- Your assignment
From first line to last, output the records below exactly.

[Data in this exercise Boundary: Start]

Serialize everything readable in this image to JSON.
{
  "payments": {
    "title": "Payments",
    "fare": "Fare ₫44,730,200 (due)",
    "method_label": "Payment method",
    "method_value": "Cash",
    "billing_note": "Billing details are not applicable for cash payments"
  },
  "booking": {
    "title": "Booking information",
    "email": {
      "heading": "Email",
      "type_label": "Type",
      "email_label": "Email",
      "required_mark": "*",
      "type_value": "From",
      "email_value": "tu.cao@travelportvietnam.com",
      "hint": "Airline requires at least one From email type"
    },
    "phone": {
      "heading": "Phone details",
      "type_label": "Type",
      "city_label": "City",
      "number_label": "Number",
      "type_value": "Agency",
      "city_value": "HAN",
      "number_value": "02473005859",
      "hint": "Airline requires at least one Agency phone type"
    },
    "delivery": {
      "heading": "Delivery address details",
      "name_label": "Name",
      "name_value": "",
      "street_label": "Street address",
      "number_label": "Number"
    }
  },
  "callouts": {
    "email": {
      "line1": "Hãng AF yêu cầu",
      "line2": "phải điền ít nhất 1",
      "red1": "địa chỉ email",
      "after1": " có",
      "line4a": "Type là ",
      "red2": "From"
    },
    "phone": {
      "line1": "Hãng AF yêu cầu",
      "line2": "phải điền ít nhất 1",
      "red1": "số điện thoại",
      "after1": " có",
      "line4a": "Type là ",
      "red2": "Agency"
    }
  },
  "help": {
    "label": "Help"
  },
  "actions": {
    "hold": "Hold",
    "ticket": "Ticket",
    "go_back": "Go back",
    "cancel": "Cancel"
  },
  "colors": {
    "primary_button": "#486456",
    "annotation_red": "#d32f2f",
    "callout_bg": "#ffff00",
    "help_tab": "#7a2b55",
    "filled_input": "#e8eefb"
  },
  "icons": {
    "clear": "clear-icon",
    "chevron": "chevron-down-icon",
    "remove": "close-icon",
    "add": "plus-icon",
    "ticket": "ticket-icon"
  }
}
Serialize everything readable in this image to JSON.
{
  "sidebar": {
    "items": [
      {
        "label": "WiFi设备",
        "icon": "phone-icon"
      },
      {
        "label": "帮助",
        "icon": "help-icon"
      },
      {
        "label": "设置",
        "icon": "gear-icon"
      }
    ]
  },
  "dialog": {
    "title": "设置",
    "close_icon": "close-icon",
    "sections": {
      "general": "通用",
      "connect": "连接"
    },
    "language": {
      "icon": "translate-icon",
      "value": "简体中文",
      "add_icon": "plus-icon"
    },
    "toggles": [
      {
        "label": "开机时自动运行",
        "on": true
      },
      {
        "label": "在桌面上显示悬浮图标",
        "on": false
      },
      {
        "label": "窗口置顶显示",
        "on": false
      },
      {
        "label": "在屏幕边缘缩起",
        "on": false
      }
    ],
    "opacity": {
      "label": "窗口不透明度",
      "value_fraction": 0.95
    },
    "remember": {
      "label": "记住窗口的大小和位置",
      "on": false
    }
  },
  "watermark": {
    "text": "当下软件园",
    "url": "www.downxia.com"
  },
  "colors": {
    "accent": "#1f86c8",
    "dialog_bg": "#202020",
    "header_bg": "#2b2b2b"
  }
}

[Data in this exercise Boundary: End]

- The answer
Serialize everything readable in this image to JSON.
{
  "payments": {
    "title": "Payments",
    "fare": "Fare ₫44,730,200 (due)",
    "method_label": "Payment method",
    "method_value": "Cash",
    "billing_note": "Billing details are not applicable for cash payments"
  },
  "booking": {
    "title": "Booking information",
    "email": {
      "heading": "Email",
      "type_label": "Type",
      "email_label": "Email",
      "required_mark": "*",
      "type_value": "From",
      "email_value": "tu.cao@travelportvietnam.com",
      "hint": "Airline requires at least one From email type"
    },
    "phone": {
      "heading": "Phone details",
      "type_label": "Type",
      "city_label": "City",
      "number_label": "Number",
      "type_value": "Agency",
      "city_value": "HAN",
      "number_value": "02473005859",
      "hint": "Airline requires at least one Agency phone type"
    },
    "delivery": {
      "heading": "Delivery address details",
      "name_label": "Name",
      "name_value": "",
      "street_label": "Street address",
      "number_label": "Number"
    }
  },
  "callouts": {
    "email": {
      "line1": "Hãng AF yêu cầu",
      "line2": "phải điền ít nhất 1",
      "red1": "địa chỉ email",
      "after1": " có",
      "line4a": "Type là ",
      "red2": "From"
    },
    "phone": {
      "line1": "Hãng AF yêu cầu",
      "line2": "phải điền ít nhất 1",
      "red1": "số điện thoại",
      "after1": " có",
      "line4a": "Type là ",
      "red2": "Agency"
    }
  },
  "help": {
    "label": "Help"
  },
  "actions": {
    "hold": "Hold",
    "ticket": "Ticket",
    "go_back": "Go back",
    "cancel": "Cancel"
  },
  "colors": {
    "primary_button": "#486456",
    "annotation_red": "#d32f2f",
    "callout_bg": "#ffff00",
    "help_tab": "#7a2b55",
    "filled_input": "#e8eefb"
  },
  "icons": {
    "clear": "clear-icon",
    "chevron": "chevron-down-icon",
    "remove": "close-icon",
    "add": "plus-icon",
    "ticket": "ticket-icon"
  }
}
Serialize everything readable in this image to JSON.
{
  "sidebar": {
    "items": [
      {
        "label": "WiFi设备",
        "icon": "phone-icon"
      },
      {
        "label": "帮助",
        "icon": "help-icon"
      },
      {
        "label": "设置",
        "icon": "gear-icon"
      }
    ]
  },
  "dialog": {
    "title": "设置",
    "close_icon": "close-icon",
    "sections": {
      "general": "通用",
      "connect": "连接"
    },
    "language": {
      "icon": "translate-icon",
      "value": "简体中文",
      "add_icon": "plus-icon"
    },
    "toggles": [
      {
        "label": "开机时自动运行",
        "on": true
      },
      {
        "label": "在桌面上显示悬浮图标",
        "on": false
      },
      {
        "label": "窗口置顶显示",
        "on": false
      },
      {
        "label": "在屏幕边缘缩起",
        "on": false
      }
    ],
    "opacity": {
      "label": "窗口不透明度",
      "value_fraction": 0.95
    },
    "remember": {
      "label": "记住窗口的大小和位置",
      "on": false
    }
  },
  "watermark": {
    "text": "当下软件园",
    "url": "www.downxia.com"
  },
  "colors": {
    "accent": "#1f86c8",
    "dialog_bg": "#202020",
    "header_bg": "#2b2b2b"
  }
}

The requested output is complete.